Even though you can't see them, it doesn't mean they aren't there. Your pet can seem happy and healthy while intestinal worms are slowly damaging their body. Regardless of how much you limit your pet's time outside there is still a possibility they may get worms. This is why during your pet's annual visit the veterinarian may recommend bringing a stool sample. Most worms can be detected by using a microscope to look for eggs in the patient's feces. For other worms like heartworms, a blood test is used to detect them.
What are common worms that cats and dogs can catch?
- Roundworm - this intestinal parasite is very common in puppies and cats. It can be transmitted in utero from the mother, through milk while nursing, by ingesting infected soil or from eating infected animals (rodents). Worms can grow up from 3-6 inches long and resemble spaghetti noodles when seen in stool, which is contagious to humans.
- Heartworm - as the name suggests it can live in the heart, lungs, and blood vessels of your pet. It is most common, but also deadly in dogs. Hundreds of these worms can survive inside dogs and cause organ malfunction. Mosquitoes are the culprits in passing these worms to cats and dogs.
- Tapeworm - this internal parasite can be seen with the naked eye in stool. As they grow inside cats and dogs, some species will break into pieces and appear white/cream in color or dried up in their stool or under their tail. Other parasites like fleas carry tapeworms which your pet can get by ingesting them.
- Hookworm - this is another zoonotic parasite that humans can get from cats and dogs. The larvae can penetrate the human skin when they sit or walk in contaminated sand or soil with bare feet. Feline and canine animals get worms from contaminated soil or by eating feces or prey. Hookworms have different life stages when they enter your pet's body and can be dormant for periods of time.
- Whipworms - another intestinal worm that is more common in dogs than cats. While infected, it is not uncommon for both feline and canine pets to be asymptomatic. A fecal sample is usually examined under a microscope to detect worm eggs.
How do I know if my pet has any of these worms?
Although not always visible, some pets will begin to display symptoms the longer they are infected. You should look for:
- Pot-bellied appearance
- Dragging their hind across the floor
- Weight loss
- Black tarry or bloody stool
How can I prevent my pet from getting worms?
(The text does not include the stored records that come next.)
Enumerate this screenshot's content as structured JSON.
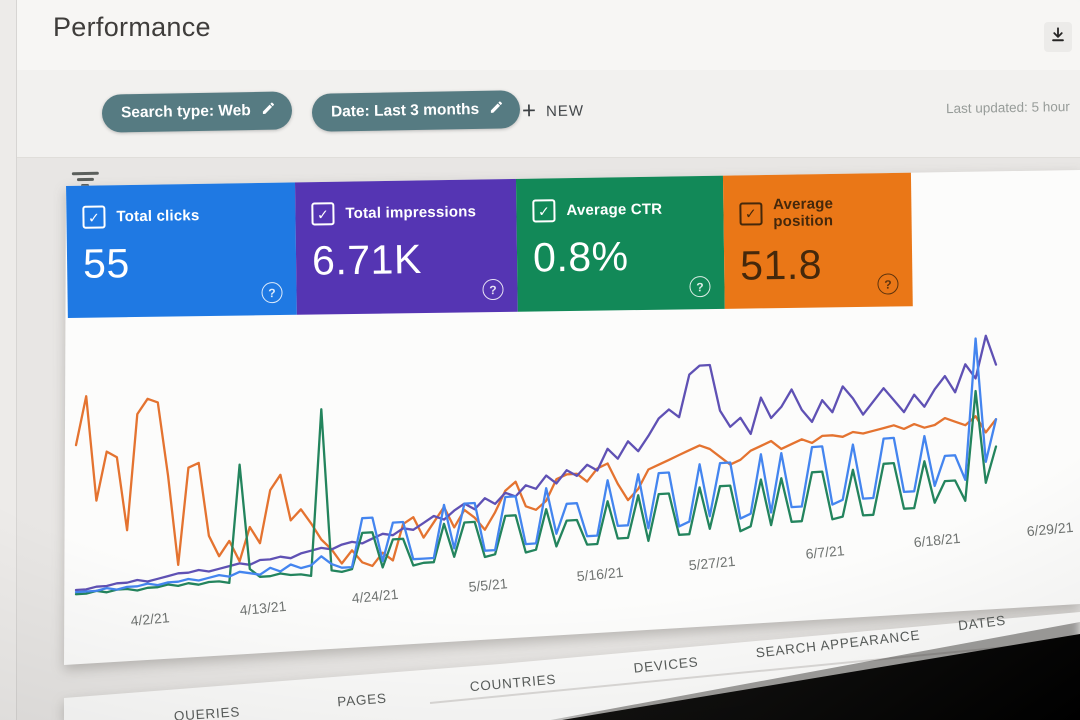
{
  "header": {
    "title": "Performance"
  },
  "filters": {
    "chips": [
      {
        "label": "Search type: Web"
      },
      {
        "label": "Date: Last 3 months"
      }
    ],
    "new_button": {
      "plus": "+",
      "label": "NEW"
    },
    "last_updated": "Last updated: 5 hour",
    "chip_color": "#557b83"
  },
  "metrics": [
    {
      "label": "Total clicks",
      "value": "55",
      "color": "#1c79e8",
      "text_color": "#ffffff",
      "checked": true
    },
    {
      "label": "Total impressions",
      "value": "6.71K",
      "color": "#5634b8",
      "text_color": "#ffffff",
      "checked": true
    },
    {
      "label": "Average CTR",
      "value": "0.8%",
      "color": "#0e8a57",
      "text_color": "#ffffff",
      "checked": true
    },
    {
      "label": "Average position",
      "value": "51.8",
      "color": "#ee7612",
      "text_color": "#46280a",
      "checked": true
    }
  ],
  "help_glyph": "?",
  "check_glyph": "✓",
  "chart_data": {
    "type": "line",
    "x_tick_labels": [
      "4/2/21",
      "4/13/21",
      "4/24/21",
      "5/5/21",
      "5/16/21",
      "5/27/21",
      "6/7/21",
      "6/18/21",
      "6/29/21"
    ],
    "x_range_days": 91,
    "tick_day_indices": [
      1,
      12,
      23,
      34,
      45,
      56,
      67,
      78,
      89
    ],
    "ylim": [
      0,
      100
    ],
    "grid": false,
    "legend": "none (series match metric card colors)",
    "series": [
      {
        "name": "Total clicks",
        "color": "#4285f4",
        "values": [
          2,
          2,
          2,
          3,
          2,
          3,
          3,
          4,
          3,
          4,
          4,
          5,
          4,
          5,
          6,
          5,
          7,
          6,
          5,
          8,
          6,
          9,
          7,
          8,
          12,
          8,
          6,
          6,
          29,
          29,
          8,
          26,
          26,
          8,
          8,
          8,
          33,
          12,
          33,
          33,
          10,
          10,
          35,
          35,
          12,
          12,
          38,
          16,
          30,
          30,
          14,
          14,
          40,
          18,
          18,
          42,
          16,
          42,
          42,
          16,
          18,
          45,
          20,
          45,
          45,
          18,
          20,
          48,
          20,
          48,
          22,
          22,
          50,
          50,
          22,
          24,
          50,
          24,
          24,
          52,
          52,
          26,
          26,
          52,
          28,
          42,
          42,
          30,
          97,
          38,
          58
        ]
      },
      {
        "name": "Total impressions",
        "color": "#5f51b8",
        "values": [
          3,
          3,
          4,
          4,
          5,
          5,
          6,
          5,
          6,
          7,
          8,
          8,
          9,
          8,
          9,
          10,
          11,
          10,
          12,
          12,
          13,
          12,
          14,
          15,
          16,
          15,
          17,
          18,
          17,
          19,
          21,
          20,
          23,
          22,
          25,
          28,
          26,
          30,
          33,
          30,
          35,
          32,
          37,
          35,
          40,
          38,
          44,
          40,
          46,
          43,
          48,
          45,
          55,
          50,
          58,
          53,
          60,
          68,
          72,
          68,
          88,
          92,
          92,
          70,
          62,
          66,
          58,
          75,
          65,
          70,
          78,
          68,
          62,
          72,
          66,
          78,
          72,
          64,
          70,
          76,
          70,
          64,
          72,
          66,
          74,
          80,
          72,
          85,
          78,
          98,
          84
        ]
      },
      {
        "name": "Average CTR",
        "color": "#20855c",
        "values": [
          1,
          1,
          2,
          1,
          2,
          2,
          1,
          2,
          2,
          3,
          2,
          3,
          2,
          3,
          3,
          2,
          58,
          8,
          4,
          4,
          5,
          4,
          4,
          3,
          82,
          5,
          4,
          5,
          22,
          22,
          5,
          18,
          18,
          5,
          6,
          6,
          24,
          8,
          24,
          24,
          7,
          8,
          26,
          26,
          8,
          9,
          28,
          10,
          22,
          22,
          10,
          10,
          30,
          12,
          12,
          32,
          10,
          32,
          32,
          12,
          12,
          34,
          14,
          34,
          34,
          12,
          14,
          36,
          14,
          36,
          15,
          15,
          38,
          38,
          15,
          16,
          38,
          16,
          16,
          40,
          40,
          18,
          18,
          40,
          20,
          30,
          30,
          20,
          72,
          28,
          45
        ]
      },
      {
        "name": "Average position",
        "color": "#e8722c",
        "values": [
          72,
          95,
          45,
          68,
          65,
          30,
          85,
          92,
          90,
          55,
          12,
          58,
          60,
          25,
          15,
          22,
          12,
          28,
          20,
          45,
          52,
          30,
          35,
          28,
          20,
          15,
          8,
          14,
          8,
          6,
          12,
          8,
          25,
          28,
          18,
          25,
          32,
          22,
          30,
          26,
          20,
          28,
          38,
          42,
          30,
          28,
          32,
          42,
          44,
          44,
          40,
          46,
          48,
          38,
          30,
          35,
          44,
          46,
          48,
          50,
          52,
          54,
          52,
          48,
          44,
          46,
          50,
          52,
          54,
          50,
          52,
          54,
          52,
          55,
          55,
          54,
          56,
          55,
          56,
          57,
          58,
          56,
          58,
          56,
          57,
          60,
          58,
          56,
          60,
          52,
          58
        ]
      }
    ]
  },
  "tabs": [
    "QUERIES",
    "PAGES",
    "COUNTRIES",
    "DEVICES",
    "SEARCH APPEARANCE",
    "DATES"
  ]
}
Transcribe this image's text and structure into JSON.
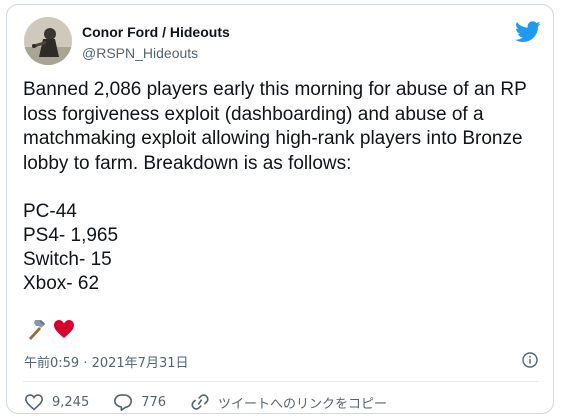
{
  "author": {
    "name": "Conor Ford / Hideouts",
    "handle": "@RSPN_Hideouts"
  },
  "tweet": {
    "text": "Banned 2,086 players early this morning for abuse of an RP loss forgiveness exploit (dashboarding) and abuse of a matchmaking exploit allowing high-rank players into Bronze lobby to farm. Breakdown is as follows:",
    "breakdown": [
      "PC-44",
      "PS4- 1,965",
      "Switch- 15",
      "Xbox- 62"
    ],
    "emojis": [
      "hammer-emoji",
      "heart-emoji"
    ],
    "timestamp": "午前0:59 · 2021年7月31日"
  },
  "actions": {
    "likes": "9,245",
    "replies": "776",
    "copy_link_label": "ツイートへのリンクをコピー"
  },
  "colors": {
    "brand": "#1d9bf0",
    "text": "#0f1419",
    "muted": "#536471",
    "heart": "#d5002b"
  },
  "icons": [
    "twitter-bird-icon",
    "info-icon",
    "like-icon",
    "reply-icon",
    "link-icon"
  ]
}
Small activities from your pet's everyday schedule could be exposing them to worms. The best way to reduce your pet's chances of getting worms is to deworm them regularly even if you don't think they have worms. Keeping your pet on a prevention plan can treat and control worm infections. To reduce your pet's exposure to worms you should keep play areas, lawn, gardens, and areas around your house free of animal feces.